SUVs may rule America’s showrooms, but cars ain’t dead by a long shot. The first day at the 2019 Detroit auto show, whose official name is the North American International Auto Show, saw a dozen new vehicles, ranging from the revival of a beloved sport coupe to a major move upscale for Kia’s SUV lineup.
Ford started the day with details about the hottest version of its new Explorer SUV and a fuel-saving hybrid.
The ST has standard sport-tuned all-wheel drive and a 400-horsepower 3.0-liter turbocharged V6. The hybrid features lithium-ion batteries under the floor. A 10-speed automatic transmission is standard.
Ford also unveiled the 700-horsepower-plus Shelby GT 500 Mustang, the most powerful street legal Mustang ever.
Stay connected: Sign up for USA TODAY’s Cars newsletter
Ram Heavy Duty
Ram built on its 1500 pickup’s victory as 2019 North American Truck of the Year with a big, capable HD model. An all-new 6.7L Cummins diesel produces 1,000 pound-feet of torque in the 2019 2500 and 3500 pickups. The 3500 can tow up to 35,100 pounds, probably enough to make it the class leader.
The 2500 and 3500 go on sale in the second quarter of this year and will offer all the same convenience and luxury features that helped make the smaller 1500 truck of the year.
Volkswagen updates Passat
Volkswagen updated its U.S.-built Passat midsize sedan. The 2020 model gets a new grille and a 2.0L turbocharged engine with torque increased to 207 pound-feet. Standard 17-inch wheels and LED headlights and taillights should also stand out for customers.
VW also announced it’s investing $800 million in its Chattanooga, Tennessee, plant to build electric vehicles in the United States.
Toyota Supra roars back
Racing enthusiast and Toyota Corp. President Akio Toyota was beside himself with pleasure as he revealed the 2020 Supra coupe.
Developed with BMW, and using a BMW chassis and straight-six engine, the Supra nonetheless is immediately recognizable as a Toyota. It boasts 335 hp.
Nissan: Electric Maxima successor?
Sleek and new, but with identifiable Nissan features such as a V-shaped grille, the IMs concept sedan likely foreshadows the next generation of the automaker’s signature Maxima sedan. The IMs has front and rear electric motors for all-wheel drive and a total of 483 hp and 590 pound-feet of torque.
Nissan projects a range of 380 miles.
Don’t be surprised if Nissan builds a production EV sport sedan that looks like the IMs in the next three-four years.
Kia Telluride’s luxury
In a world of increasing rounded SUVs, the 2020 Kia Telluride stands out thanks to distinctive squared-off looks – right down to square taillights. The three-row SUV can seat up to eight and has a 291-hp V6.
The Telluride shares its underpinnings with the new Hyundai Palisade, but looks nothing like it.

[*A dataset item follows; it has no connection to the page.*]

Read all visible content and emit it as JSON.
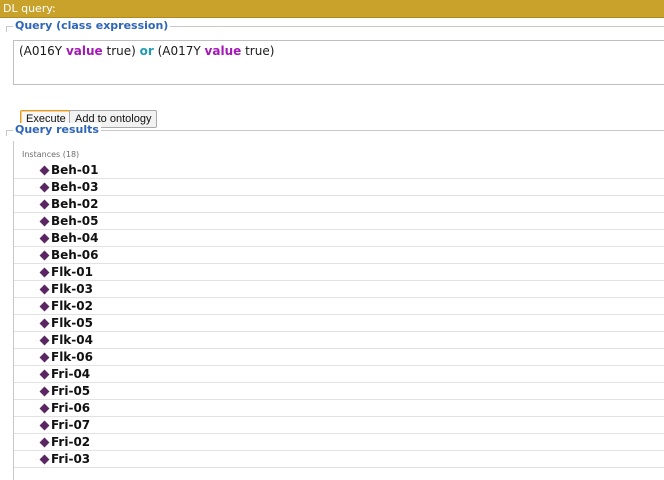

In addition to exterior difference, the Telluride’s interior boasts high-end materials, including a suede-like headliner.
Infiniti’s future style arrives
The QX Inspiration takes full advantage of the new engineering that will underpin electric vehicles to turn a new page in Infiniti design. The roof allows light to filter in, while the interior features five spring-like colors and a marble-topped center console.
The steering wheel is small and retractable, because the QX is capable of fully autonomous operation. Batteries would be fitted under the floor, making room for an open cabin with center-opening doors.
Lexus shows LC convertible
Toyota’s Lexus luxury brand made no secret of the fact that it’s considering building a convertible version of its LC coupe. The LC concept seems destined for production and sale, even though the show car at Cobo Center doesn’t have a roof and Lexus says whether it’s a soft or hardtop convertible will be determined by customer preference.
Other than that, the concept’s luxurious interior is a dead ringer for the coupe.
Lexus also unveiled a performance version of its smaller RC coupe that accelerates to 60 mph in less than 4.0 seconds.
The North American International Auto Show opens to the public Jan. 19. The annual Charity Preview raising money for local groups is Friday evening. Tickets at: naias.com.
This article originally appeared on Detroit Free Press: Hottest vehicles at Detroit auto show: Shelby GT, electric SUV, Kia SUV